Input data below:

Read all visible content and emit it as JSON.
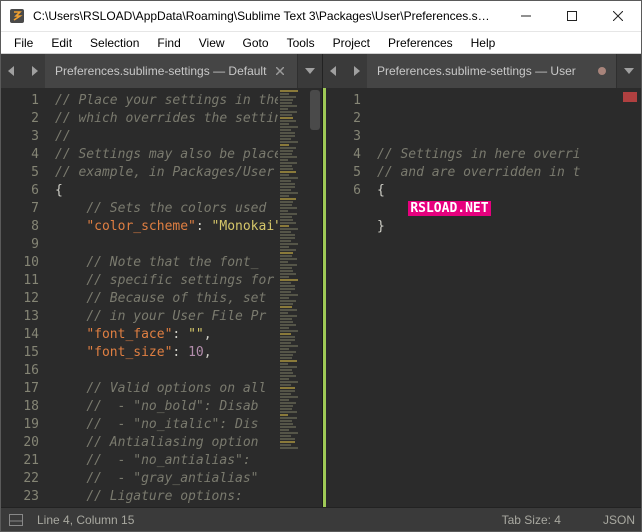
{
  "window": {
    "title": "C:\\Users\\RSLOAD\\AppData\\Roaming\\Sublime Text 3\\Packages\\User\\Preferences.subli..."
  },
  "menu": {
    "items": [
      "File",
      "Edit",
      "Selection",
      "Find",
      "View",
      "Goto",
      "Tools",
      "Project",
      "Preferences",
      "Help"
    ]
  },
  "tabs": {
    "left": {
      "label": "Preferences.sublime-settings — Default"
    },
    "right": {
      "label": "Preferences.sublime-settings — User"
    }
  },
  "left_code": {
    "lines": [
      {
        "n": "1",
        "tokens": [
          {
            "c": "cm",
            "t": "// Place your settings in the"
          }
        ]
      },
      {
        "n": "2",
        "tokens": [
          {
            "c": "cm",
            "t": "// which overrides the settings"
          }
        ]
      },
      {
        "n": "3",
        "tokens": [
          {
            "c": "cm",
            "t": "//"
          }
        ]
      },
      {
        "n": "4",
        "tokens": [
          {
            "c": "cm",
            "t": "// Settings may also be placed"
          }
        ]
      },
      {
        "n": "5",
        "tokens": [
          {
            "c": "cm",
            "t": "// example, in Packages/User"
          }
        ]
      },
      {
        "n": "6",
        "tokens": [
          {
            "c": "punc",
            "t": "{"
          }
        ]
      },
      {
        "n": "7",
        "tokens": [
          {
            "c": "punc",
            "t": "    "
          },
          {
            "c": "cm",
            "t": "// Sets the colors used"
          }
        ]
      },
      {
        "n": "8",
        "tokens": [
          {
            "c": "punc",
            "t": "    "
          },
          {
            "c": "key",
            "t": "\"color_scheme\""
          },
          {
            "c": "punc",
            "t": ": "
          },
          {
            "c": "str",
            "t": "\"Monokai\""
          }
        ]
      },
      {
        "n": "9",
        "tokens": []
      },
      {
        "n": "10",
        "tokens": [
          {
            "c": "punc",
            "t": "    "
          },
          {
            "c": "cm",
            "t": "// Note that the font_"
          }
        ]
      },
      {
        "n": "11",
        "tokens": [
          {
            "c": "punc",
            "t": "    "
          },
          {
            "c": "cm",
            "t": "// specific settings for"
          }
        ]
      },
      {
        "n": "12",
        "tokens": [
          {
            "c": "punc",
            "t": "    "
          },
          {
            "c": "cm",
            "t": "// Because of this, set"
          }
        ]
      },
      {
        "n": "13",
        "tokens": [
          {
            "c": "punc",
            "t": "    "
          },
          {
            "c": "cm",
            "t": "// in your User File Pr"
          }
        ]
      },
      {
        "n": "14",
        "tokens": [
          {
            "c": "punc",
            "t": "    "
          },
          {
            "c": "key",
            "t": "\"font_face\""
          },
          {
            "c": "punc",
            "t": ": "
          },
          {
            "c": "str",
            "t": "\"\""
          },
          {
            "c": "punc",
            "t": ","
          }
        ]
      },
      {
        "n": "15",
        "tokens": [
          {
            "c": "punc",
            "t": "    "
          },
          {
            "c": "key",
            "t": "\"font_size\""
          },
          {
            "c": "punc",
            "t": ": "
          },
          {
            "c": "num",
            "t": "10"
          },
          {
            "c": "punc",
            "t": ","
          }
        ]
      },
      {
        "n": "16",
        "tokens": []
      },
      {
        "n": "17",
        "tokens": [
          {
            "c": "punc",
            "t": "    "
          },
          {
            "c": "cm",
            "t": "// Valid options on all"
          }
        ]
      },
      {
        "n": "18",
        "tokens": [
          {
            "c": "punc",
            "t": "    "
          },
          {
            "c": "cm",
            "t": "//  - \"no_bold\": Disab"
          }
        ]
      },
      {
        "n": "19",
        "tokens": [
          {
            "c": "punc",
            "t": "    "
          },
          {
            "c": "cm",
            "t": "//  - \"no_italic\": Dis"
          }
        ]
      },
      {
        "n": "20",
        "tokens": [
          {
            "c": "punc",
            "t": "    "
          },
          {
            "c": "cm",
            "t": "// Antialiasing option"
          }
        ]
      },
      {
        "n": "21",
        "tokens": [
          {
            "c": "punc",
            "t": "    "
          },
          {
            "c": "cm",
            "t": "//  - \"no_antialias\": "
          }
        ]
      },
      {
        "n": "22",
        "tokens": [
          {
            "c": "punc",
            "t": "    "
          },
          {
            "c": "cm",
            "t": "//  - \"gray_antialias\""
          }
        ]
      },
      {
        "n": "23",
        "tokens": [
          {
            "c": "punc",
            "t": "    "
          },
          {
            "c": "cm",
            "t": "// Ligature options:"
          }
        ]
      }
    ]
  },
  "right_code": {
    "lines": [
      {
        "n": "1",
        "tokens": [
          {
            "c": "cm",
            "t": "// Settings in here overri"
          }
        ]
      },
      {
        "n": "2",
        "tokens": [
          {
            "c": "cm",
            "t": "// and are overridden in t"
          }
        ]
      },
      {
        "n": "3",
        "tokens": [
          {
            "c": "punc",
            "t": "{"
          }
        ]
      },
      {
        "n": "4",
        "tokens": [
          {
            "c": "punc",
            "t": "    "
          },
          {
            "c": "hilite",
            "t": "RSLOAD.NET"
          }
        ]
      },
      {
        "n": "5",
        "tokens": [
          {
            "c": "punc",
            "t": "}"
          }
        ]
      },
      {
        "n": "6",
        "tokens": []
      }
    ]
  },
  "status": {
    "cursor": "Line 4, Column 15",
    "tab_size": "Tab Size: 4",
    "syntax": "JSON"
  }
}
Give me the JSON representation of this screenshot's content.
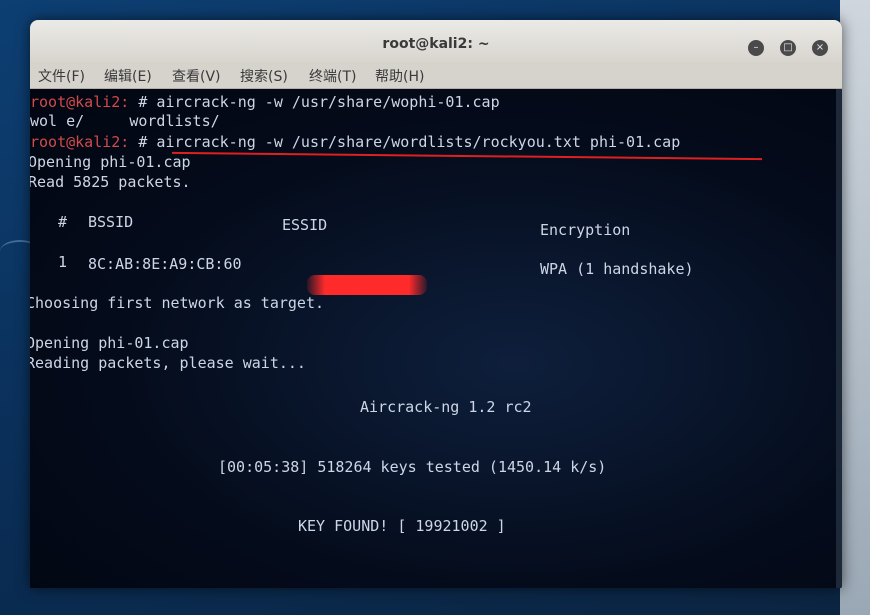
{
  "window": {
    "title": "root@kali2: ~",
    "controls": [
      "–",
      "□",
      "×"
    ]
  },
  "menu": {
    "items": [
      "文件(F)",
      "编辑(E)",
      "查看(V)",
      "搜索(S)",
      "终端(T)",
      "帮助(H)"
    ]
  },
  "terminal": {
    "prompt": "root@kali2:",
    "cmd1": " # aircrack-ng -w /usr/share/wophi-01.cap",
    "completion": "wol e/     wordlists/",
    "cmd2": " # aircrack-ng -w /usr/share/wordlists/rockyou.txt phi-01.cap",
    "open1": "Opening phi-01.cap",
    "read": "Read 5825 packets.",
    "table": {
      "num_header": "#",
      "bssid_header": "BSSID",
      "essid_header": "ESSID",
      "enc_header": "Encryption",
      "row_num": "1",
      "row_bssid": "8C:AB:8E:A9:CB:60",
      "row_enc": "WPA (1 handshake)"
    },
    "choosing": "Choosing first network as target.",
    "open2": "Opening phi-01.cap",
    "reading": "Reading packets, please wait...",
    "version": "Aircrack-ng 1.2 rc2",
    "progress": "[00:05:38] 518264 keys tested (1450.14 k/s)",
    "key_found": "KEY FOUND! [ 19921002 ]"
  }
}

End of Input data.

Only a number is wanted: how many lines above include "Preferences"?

4